■ **Action item**
Look through the data below for the string "Berdasar", and copy every line where it turns up.

■ **Material shown**
══════

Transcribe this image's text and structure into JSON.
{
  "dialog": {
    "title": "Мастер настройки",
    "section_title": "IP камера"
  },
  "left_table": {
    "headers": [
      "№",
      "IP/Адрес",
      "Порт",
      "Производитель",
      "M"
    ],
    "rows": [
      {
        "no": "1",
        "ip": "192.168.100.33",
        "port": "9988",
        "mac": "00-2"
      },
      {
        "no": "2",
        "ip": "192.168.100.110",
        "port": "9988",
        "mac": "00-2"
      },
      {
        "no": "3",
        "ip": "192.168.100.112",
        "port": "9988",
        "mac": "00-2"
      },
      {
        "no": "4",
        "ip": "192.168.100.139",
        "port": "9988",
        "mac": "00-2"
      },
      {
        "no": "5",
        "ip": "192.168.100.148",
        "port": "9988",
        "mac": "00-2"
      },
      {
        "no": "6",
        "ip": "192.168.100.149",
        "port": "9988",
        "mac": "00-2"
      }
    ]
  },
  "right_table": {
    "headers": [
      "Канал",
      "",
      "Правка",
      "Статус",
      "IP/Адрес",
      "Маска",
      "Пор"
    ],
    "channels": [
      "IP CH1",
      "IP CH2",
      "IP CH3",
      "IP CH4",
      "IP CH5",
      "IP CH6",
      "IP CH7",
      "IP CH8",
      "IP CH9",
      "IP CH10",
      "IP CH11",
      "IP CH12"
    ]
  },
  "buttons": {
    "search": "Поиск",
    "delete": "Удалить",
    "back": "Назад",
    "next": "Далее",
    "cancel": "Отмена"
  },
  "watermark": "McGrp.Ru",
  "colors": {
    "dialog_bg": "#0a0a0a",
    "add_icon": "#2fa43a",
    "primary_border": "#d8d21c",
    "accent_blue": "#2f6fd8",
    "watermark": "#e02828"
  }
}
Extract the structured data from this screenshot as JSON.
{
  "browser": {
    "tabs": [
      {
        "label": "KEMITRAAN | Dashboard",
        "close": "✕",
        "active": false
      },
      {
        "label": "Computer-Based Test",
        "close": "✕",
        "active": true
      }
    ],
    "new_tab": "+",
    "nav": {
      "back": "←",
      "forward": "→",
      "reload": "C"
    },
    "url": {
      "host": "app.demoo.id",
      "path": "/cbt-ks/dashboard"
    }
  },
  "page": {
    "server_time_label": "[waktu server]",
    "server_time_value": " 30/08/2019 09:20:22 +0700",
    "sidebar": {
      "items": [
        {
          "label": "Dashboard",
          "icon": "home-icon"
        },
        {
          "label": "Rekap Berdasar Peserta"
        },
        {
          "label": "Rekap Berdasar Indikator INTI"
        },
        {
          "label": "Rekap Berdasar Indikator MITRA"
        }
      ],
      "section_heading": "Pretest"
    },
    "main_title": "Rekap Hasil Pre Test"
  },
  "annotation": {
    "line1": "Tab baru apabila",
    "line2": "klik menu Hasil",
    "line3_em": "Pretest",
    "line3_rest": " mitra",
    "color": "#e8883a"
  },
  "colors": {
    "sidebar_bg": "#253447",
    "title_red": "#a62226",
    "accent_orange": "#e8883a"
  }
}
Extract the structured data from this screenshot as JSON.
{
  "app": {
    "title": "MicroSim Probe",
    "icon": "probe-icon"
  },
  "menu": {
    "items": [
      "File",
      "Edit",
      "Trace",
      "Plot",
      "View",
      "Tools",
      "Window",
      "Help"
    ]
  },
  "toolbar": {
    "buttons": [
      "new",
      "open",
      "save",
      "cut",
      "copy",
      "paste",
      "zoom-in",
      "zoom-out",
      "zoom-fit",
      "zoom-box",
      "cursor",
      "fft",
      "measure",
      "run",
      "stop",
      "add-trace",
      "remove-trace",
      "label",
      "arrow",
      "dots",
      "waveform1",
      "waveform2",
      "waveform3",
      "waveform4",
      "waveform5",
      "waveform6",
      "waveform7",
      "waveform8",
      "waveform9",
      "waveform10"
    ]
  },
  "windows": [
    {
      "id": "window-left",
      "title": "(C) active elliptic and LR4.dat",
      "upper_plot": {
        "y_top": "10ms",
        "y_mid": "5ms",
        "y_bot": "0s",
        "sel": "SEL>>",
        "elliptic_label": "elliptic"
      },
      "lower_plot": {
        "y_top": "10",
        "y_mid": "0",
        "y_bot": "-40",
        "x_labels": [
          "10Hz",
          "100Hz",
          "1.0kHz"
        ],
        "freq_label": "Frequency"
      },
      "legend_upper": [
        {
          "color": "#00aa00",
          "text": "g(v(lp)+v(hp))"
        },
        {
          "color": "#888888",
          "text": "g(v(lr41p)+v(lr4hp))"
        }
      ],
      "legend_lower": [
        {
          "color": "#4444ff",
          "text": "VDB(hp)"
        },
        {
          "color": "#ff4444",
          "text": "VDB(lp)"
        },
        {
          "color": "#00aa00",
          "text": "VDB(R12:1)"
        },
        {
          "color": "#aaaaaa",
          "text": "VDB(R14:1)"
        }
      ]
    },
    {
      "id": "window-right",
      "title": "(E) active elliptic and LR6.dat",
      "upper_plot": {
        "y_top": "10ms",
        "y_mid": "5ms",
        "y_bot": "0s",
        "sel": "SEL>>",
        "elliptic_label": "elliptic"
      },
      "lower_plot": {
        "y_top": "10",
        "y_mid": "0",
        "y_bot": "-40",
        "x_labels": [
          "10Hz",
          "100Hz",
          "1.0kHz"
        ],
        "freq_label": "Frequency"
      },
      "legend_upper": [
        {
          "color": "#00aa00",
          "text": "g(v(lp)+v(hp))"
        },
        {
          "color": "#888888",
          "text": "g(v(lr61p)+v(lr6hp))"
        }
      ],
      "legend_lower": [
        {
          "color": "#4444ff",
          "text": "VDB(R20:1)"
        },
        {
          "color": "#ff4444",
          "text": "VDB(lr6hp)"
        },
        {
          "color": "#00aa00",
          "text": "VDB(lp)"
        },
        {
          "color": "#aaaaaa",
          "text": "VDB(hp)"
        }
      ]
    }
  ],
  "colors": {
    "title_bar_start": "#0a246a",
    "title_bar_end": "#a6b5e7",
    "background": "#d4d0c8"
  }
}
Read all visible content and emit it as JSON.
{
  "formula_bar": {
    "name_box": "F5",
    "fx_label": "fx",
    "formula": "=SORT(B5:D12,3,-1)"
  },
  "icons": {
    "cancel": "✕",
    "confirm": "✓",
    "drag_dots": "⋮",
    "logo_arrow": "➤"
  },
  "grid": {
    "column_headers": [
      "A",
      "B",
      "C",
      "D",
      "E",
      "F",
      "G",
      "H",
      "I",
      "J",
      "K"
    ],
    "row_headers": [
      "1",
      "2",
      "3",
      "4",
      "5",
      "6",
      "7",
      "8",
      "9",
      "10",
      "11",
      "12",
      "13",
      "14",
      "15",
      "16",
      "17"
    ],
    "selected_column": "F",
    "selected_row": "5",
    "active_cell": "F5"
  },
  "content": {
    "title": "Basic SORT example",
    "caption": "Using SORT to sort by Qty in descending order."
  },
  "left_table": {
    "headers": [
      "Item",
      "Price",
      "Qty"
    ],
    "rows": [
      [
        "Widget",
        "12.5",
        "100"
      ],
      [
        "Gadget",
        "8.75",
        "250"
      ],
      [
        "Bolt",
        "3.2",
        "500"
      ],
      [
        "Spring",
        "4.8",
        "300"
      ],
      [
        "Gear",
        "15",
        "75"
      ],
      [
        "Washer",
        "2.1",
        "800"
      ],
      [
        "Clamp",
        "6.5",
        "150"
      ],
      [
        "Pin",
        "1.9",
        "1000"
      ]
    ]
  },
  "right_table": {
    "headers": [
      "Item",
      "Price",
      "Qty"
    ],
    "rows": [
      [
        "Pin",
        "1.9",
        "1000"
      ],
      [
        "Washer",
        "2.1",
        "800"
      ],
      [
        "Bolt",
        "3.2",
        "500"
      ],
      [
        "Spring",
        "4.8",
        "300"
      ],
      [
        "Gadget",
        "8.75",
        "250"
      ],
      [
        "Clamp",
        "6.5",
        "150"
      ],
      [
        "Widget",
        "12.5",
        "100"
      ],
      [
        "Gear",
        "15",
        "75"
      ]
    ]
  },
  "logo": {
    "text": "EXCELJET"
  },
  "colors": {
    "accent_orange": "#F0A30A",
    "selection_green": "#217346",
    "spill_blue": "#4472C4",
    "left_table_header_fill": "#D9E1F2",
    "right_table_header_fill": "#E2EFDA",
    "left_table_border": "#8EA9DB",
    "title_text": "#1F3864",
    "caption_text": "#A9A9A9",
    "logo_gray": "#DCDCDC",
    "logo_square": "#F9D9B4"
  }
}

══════

■ **Response below**
          "label": "Rekap Berdasar Peserta"
          "label": "Rekap Berdasar Indikator INTI"
          "label": "Rekap Berdasar Indikator MITRA"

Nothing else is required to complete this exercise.